■ Task item
From the entries, filter out every line that lacks "JSON" and copy the rest.

»»

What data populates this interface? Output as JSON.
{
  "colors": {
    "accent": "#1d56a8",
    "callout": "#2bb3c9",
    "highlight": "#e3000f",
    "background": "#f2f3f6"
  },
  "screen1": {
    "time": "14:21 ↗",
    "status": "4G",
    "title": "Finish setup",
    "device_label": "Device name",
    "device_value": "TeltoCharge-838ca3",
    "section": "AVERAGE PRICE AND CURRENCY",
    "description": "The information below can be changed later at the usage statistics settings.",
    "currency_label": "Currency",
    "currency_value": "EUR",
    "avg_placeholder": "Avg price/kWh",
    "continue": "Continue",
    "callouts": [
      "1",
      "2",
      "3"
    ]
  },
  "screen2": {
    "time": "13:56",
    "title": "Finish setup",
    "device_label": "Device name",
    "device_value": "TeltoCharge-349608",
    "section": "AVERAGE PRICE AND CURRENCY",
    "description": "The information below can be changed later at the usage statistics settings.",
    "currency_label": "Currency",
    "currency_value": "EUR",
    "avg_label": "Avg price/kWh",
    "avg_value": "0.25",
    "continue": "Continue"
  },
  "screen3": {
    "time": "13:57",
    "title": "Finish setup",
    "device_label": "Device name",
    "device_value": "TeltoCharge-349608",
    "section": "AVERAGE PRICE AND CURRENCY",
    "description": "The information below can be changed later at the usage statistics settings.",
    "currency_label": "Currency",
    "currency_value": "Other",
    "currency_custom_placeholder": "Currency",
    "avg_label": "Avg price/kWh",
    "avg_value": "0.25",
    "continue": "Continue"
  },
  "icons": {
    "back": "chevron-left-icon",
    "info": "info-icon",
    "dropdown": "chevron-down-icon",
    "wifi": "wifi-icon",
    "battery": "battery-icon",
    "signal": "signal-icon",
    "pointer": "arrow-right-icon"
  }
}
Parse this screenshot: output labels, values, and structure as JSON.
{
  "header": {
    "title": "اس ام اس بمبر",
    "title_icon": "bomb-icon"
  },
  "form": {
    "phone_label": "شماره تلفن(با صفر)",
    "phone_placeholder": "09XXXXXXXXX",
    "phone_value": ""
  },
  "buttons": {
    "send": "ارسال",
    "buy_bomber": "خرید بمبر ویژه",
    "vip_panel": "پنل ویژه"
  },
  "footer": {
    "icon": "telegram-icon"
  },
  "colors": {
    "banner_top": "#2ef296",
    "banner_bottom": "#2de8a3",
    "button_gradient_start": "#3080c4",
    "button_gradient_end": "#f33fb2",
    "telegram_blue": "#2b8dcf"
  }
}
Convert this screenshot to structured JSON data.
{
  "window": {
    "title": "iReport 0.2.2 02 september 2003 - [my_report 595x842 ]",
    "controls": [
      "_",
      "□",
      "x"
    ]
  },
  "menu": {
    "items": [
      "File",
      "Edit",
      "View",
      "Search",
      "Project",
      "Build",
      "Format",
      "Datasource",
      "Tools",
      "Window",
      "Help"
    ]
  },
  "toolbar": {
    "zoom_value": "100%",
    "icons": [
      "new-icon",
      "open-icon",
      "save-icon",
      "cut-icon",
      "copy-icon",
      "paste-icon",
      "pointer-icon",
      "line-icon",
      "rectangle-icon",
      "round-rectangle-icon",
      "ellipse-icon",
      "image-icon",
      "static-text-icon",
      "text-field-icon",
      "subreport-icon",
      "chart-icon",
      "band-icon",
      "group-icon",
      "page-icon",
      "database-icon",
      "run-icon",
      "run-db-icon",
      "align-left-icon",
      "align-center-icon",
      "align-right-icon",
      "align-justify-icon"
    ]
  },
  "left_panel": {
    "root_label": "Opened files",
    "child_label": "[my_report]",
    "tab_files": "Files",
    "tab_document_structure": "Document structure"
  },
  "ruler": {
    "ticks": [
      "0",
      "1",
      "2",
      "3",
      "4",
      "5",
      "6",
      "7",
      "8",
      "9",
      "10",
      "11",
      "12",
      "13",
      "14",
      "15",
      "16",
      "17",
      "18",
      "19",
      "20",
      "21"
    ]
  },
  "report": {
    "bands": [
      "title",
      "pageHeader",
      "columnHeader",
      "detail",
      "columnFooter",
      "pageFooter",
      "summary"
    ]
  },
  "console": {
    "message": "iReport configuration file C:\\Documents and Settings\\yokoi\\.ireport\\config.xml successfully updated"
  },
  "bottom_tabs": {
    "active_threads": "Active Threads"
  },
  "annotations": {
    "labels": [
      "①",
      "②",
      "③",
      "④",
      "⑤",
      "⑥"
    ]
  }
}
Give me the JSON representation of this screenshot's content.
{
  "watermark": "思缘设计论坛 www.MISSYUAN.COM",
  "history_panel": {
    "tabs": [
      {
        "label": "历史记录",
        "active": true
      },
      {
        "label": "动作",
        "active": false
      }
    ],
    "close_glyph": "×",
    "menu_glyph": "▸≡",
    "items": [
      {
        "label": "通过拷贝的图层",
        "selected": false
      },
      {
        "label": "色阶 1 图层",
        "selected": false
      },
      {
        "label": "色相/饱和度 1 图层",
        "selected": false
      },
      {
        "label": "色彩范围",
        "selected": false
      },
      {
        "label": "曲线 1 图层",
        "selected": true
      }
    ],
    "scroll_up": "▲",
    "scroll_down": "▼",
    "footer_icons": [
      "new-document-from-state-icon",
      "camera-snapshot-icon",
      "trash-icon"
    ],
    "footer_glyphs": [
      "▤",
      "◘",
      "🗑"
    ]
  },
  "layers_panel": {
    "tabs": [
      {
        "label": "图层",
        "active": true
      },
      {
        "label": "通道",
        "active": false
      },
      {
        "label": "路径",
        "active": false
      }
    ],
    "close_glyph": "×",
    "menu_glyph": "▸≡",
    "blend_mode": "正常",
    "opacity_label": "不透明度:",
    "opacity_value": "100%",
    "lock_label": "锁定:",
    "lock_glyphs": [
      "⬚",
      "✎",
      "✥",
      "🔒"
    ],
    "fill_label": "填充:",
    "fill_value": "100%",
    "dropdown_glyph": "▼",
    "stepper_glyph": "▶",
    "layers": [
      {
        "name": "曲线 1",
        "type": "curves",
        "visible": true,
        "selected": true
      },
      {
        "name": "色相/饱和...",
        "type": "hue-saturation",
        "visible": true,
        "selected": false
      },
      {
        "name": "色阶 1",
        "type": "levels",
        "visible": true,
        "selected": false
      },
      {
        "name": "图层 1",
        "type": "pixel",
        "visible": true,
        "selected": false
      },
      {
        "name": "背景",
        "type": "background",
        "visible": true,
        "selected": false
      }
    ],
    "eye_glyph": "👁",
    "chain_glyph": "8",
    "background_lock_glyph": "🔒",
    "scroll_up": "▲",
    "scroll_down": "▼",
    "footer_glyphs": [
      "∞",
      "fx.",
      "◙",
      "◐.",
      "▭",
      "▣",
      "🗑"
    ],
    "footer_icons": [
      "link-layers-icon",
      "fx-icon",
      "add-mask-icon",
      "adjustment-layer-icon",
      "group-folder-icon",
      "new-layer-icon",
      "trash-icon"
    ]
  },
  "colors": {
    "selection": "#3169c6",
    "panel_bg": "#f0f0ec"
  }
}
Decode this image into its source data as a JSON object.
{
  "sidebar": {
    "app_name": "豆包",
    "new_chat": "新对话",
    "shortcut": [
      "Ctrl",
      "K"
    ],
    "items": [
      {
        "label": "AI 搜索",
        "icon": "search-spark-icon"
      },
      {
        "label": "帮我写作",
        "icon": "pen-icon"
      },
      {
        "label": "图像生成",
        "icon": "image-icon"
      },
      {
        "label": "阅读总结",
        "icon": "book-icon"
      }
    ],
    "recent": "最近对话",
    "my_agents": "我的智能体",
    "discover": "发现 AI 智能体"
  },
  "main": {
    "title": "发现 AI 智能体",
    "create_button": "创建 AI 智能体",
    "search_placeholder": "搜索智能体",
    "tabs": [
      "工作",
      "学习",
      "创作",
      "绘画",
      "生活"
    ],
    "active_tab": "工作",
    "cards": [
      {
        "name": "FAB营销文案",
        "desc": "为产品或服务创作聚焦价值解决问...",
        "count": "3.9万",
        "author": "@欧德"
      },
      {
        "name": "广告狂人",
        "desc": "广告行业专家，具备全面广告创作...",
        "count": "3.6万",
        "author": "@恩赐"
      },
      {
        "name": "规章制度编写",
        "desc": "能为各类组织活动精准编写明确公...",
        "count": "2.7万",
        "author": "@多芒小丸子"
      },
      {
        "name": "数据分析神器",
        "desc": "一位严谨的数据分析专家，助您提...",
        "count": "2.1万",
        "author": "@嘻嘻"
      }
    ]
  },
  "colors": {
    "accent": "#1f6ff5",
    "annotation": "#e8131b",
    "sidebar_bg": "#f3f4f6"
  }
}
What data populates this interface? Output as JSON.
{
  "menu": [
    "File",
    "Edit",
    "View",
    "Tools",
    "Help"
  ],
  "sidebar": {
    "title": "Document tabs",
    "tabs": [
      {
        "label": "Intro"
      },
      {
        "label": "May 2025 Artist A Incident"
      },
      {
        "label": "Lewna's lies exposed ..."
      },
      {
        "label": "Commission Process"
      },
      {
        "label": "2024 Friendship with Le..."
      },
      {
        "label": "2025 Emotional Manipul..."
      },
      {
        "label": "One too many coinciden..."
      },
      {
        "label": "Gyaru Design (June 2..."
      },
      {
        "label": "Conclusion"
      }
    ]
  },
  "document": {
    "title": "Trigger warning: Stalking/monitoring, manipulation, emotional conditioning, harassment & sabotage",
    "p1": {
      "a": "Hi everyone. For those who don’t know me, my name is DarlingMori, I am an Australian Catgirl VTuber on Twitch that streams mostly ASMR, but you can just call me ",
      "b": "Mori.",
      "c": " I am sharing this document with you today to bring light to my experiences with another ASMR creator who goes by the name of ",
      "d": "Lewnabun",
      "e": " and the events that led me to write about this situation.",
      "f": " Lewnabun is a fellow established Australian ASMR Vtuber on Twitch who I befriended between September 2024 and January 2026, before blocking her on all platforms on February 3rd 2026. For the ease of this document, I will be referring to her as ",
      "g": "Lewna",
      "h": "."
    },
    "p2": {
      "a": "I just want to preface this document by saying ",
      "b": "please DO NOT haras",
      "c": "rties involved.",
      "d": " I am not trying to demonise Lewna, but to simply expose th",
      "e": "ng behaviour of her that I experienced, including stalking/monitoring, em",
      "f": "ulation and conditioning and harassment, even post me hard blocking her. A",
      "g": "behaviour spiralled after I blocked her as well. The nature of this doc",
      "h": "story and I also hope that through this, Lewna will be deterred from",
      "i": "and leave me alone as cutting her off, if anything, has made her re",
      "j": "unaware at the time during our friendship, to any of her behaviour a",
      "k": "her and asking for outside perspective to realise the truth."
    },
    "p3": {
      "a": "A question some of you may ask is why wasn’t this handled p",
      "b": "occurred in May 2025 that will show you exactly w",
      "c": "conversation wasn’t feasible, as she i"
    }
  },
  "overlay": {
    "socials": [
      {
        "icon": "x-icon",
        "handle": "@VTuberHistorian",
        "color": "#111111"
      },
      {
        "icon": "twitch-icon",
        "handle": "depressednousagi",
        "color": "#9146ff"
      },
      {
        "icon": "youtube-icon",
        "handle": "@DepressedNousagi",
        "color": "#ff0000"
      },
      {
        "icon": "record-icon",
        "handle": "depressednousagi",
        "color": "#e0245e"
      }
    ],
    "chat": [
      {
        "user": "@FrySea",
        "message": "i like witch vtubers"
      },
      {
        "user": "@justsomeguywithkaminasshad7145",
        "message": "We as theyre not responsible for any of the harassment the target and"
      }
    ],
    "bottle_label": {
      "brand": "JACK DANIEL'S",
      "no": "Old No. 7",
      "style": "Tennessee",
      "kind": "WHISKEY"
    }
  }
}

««

■ Answer to the problem
What data populates this interface? Output as JSON.
Parse this screenshot: output labels, values, and structure as JSON.
Convert this screenshot to structured JSON data.
Give me the JSON representation of this screenshot's content.
Decode this image into its source data as a JSON object.
What data populates this interface? Output as JSON.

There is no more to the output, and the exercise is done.